▼▼▼

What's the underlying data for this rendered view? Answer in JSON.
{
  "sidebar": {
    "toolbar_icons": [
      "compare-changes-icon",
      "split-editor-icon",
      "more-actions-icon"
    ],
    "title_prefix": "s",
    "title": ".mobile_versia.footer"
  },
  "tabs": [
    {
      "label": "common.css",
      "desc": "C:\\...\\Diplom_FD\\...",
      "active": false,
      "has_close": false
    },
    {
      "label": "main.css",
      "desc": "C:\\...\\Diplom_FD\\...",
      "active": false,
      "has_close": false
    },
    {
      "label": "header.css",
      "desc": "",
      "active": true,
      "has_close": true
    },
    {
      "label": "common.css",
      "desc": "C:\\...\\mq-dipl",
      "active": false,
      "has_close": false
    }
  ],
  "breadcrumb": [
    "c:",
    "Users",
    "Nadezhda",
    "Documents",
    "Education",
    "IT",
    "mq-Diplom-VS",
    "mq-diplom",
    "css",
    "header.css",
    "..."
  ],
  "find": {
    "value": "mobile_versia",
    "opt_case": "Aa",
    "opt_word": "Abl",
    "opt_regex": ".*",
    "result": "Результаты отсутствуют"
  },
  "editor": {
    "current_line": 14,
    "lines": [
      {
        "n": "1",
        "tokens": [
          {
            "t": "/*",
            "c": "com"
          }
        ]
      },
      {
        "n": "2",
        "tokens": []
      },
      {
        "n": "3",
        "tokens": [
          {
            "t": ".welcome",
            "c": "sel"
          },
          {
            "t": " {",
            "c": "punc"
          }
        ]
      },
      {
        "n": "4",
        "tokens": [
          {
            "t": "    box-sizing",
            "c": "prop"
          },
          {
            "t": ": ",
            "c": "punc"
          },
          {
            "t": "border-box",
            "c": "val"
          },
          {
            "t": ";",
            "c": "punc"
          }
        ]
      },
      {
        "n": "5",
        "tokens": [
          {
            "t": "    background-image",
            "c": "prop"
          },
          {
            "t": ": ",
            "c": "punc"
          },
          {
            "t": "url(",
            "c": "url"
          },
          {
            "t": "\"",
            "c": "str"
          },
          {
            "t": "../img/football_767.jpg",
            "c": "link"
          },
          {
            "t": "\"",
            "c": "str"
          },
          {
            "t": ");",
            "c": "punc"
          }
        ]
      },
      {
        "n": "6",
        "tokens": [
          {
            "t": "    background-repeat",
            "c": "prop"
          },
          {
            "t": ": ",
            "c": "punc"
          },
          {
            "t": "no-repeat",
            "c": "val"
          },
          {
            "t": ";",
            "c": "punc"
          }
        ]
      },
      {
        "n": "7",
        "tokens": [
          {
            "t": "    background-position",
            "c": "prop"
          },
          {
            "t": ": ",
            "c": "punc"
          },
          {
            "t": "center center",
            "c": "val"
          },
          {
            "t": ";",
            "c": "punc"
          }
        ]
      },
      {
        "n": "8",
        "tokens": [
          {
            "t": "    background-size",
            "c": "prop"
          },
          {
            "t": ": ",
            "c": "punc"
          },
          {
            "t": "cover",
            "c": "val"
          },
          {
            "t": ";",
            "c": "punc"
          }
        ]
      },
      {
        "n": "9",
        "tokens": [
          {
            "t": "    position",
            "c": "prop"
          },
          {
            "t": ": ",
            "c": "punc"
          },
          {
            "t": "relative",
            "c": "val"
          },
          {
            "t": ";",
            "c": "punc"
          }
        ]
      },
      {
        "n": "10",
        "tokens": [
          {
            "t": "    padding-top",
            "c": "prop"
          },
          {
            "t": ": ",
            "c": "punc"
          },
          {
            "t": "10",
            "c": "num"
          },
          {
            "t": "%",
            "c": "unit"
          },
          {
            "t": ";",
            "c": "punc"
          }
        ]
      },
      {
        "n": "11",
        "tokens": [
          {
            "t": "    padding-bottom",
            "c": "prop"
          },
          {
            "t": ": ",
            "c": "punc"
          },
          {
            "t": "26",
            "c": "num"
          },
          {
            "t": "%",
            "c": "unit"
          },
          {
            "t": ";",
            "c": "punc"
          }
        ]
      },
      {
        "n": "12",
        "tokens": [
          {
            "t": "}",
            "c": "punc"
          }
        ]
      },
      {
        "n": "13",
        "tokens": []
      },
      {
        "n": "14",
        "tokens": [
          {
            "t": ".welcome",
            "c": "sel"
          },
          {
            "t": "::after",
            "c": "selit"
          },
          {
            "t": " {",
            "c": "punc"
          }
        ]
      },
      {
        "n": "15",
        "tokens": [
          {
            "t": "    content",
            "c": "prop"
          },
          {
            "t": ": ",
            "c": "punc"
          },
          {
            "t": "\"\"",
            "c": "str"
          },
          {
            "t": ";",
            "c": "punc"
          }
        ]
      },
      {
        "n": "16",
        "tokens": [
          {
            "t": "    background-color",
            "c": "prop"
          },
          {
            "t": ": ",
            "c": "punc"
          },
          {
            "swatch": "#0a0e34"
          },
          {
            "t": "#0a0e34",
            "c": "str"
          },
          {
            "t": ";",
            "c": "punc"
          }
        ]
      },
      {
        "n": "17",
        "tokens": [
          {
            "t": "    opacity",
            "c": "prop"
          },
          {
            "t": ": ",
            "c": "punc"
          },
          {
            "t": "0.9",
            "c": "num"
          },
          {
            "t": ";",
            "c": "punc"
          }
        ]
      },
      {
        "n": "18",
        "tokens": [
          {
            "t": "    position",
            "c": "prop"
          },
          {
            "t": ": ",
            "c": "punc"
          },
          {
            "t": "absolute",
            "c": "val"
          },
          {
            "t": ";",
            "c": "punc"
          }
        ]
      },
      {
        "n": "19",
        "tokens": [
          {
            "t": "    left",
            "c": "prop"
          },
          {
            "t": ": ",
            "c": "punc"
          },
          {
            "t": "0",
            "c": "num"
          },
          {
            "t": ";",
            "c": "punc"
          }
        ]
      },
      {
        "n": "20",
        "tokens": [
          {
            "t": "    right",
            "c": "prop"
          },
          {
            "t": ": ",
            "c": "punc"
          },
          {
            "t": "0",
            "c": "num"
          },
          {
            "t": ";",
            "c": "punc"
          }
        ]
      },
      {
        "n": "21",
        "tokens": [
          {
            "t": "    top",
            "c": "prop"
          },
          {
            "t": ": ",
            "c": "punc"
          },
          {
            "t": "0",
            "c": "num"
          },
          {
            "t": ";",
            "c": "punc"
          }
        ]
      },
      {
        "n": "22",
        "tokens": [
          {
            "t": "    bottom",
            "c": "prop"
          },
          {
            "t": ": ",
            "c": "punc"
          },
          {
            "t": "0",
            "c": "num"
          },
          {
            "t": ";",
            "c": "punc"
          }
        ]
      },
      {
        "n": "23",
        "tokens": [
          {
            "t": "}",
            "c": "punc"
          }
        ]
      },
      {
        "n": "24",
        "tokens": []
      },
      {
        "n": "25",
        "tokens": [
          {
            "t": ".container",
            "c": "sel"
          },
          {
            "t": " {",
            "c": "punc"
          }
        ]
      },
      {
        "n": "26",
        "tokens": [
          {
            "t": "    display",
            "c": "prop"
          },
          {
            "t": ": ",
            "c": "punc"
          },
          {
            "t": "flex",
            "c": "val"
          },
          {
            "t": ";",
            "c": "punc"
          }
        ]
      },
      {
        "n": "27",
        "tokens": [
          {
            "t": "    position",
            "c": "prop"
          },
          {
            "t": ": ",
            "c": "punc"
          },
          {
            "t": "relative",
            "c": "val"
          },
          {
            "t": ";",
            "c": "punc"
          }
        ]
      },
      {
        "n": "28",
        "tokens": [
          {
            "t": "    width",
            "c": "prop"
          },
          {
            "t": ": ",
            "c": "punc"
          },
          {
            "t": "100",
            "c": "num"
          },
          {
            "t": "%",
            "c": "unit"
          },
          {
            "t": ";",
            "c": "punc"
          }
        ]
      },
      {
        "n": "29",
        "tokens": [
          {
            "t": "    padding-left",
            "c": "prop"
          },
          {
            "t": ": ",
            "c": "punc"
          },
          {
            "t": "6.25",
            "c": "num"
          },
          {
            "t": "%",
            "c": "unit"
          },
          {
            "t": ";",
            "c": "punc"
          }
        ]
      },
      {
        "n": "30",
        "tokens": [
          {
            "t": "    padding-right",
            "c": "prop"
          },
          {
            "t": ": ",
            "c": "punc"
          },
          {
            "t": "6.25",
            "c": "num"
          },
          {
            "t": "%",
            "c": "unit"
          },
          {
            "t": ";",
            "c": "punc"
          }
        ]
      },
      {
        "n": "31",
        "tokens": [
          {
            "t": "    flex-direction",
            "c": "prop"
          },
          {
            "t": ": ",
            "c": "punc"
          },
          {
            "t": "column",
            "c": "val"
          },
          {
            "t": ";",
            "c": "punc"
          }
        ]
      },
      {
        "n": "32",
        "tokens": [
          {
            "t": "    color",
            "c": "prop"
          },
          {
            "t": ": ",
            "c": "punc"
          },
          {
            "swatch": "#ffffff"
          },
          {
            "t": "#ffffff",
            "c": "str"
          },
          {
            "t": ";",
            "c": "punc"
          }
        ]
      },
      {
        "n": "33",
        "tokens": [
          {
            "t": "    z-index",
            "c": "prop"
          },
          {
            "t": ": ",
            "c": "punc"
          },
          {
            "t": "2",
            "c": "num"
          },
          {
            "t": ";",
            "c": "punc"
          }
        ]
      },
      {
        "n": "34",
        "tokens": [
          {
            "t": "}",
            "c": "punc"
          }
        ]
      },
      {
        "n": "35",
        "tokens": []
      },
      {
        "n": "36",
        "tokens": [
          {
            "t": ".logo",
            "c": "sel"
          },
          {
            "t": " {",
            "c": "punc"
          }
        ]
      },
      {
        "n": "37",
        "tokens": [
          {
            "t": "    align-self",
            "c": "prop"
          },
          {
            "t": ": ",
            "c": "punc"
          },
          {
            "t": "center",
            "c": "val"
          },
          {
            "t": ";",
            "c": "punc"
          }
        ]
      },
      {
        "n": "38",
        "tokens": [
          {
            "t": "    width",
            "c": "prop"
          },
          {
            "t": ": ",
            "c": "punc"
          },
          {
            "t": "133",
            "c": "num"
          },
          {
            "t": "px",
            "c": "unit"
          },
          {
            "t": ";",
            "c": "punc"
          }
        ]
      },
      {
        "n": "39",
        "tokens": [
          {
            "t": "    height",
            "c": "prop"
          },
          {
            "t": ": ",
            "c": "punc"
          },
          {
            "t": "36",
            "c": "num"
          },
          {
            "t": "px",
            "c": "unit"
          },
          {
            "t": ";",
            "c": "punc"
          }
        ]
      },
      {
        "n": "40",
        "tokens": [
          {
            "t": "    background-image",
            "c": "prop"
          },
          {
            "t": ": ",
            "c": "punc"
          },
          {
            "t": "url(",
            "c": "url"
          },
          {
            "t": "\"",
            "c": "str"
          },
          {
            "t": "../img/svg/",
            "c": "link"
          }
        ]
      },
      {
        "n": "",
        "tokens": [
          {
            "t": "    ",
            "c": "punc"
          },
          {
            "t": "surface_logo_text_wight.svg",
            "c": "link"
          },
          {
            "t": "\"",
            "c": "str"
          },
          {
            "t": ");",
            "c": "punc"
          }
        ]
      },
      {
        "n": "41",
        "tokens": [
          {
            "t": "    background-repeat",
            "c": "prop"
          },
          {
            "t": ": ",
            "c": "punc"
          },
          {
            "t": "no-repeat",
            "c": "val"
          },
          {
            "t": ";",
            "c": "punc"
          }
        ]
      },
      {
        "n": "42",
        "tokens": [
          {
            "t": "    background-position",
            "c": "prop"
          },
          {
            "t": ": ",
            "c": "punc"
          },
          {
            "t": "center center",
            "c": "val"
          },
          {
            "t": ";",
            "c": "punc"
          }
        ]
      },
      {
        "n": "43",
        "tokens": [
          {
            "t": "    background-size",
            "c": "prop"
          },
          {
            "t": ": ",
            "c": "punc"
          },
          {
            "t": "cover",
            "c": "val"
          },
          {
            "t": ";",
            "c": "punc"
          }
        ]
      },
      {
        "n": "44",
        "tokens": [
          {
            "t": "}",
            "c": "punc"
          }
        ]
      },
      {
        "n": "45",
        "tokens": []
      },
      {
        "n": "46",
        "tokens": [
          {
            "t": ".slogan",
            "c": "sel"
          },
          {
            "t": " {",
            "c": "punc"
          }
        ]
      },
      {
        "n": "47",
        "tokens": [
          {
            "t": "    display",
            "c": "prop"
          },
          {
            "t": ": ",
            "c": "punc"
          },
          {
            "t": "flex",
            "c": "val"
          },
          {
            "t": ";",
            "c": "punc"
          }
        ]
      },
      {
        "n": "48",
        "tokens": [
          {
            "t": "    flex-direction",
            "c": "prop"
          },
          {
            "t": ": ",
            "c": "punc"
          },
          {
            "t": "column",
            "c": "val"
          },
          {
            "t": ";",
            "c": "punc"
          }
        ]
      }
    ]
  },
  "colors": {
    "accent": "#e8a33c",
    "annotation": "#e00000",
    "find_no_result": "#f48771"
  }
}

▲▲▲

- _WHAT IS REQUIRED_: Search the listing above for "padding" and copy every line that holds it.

- _OUTPUT BELOW_:
            "t": "    padding-top",
            "t": "    padding-bottom",
            "t": "    padding-left",
            "t": "    padding-right",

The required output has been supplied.